Citation: Wang X and Chen H (2022) Prognosis Prediction Through an Integrated Analysis of Single-Cell and Bulk RNA-Sequencing Data in Triple-Negative Breast Cancer. Front. Genet. 13:928175. doi: 10.3389/fgene.2022.928175
Received: 25 April 2022; Accepted: 19 May 2022;
Published: 01 July 2022.
Edited by:Hafeez Ur Rehman, National University of Computer and Emerging Sciences, Pakistan
Reviewed by:Alfredo Benso, Politecnico di Torino, Italy
Xiaoju Hu, The State University of New Jersey, United States
Copyright © 2022 Wang and Chen. This is an open-access article distributed under the terms of the Creative Commons Attribution License (CC BY). The use, distribution or reproduction in other forums is permitted, provided the original author(s) and the copyright owner(s) are credited and that the original publication in this journal is cited, in accordance with accepted academic practice. No use, distribution or reproduction is permitted which does not comply with these terms.

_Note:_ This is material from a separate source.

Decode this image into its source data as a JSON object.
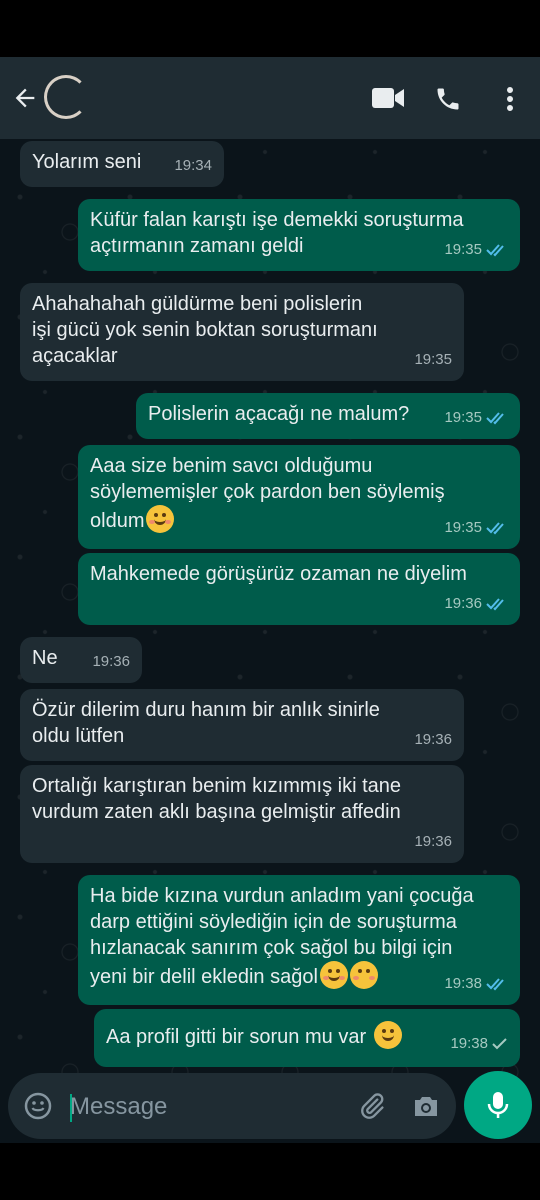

*Correspondence: Xiangru Wang firstname.lastname@example.org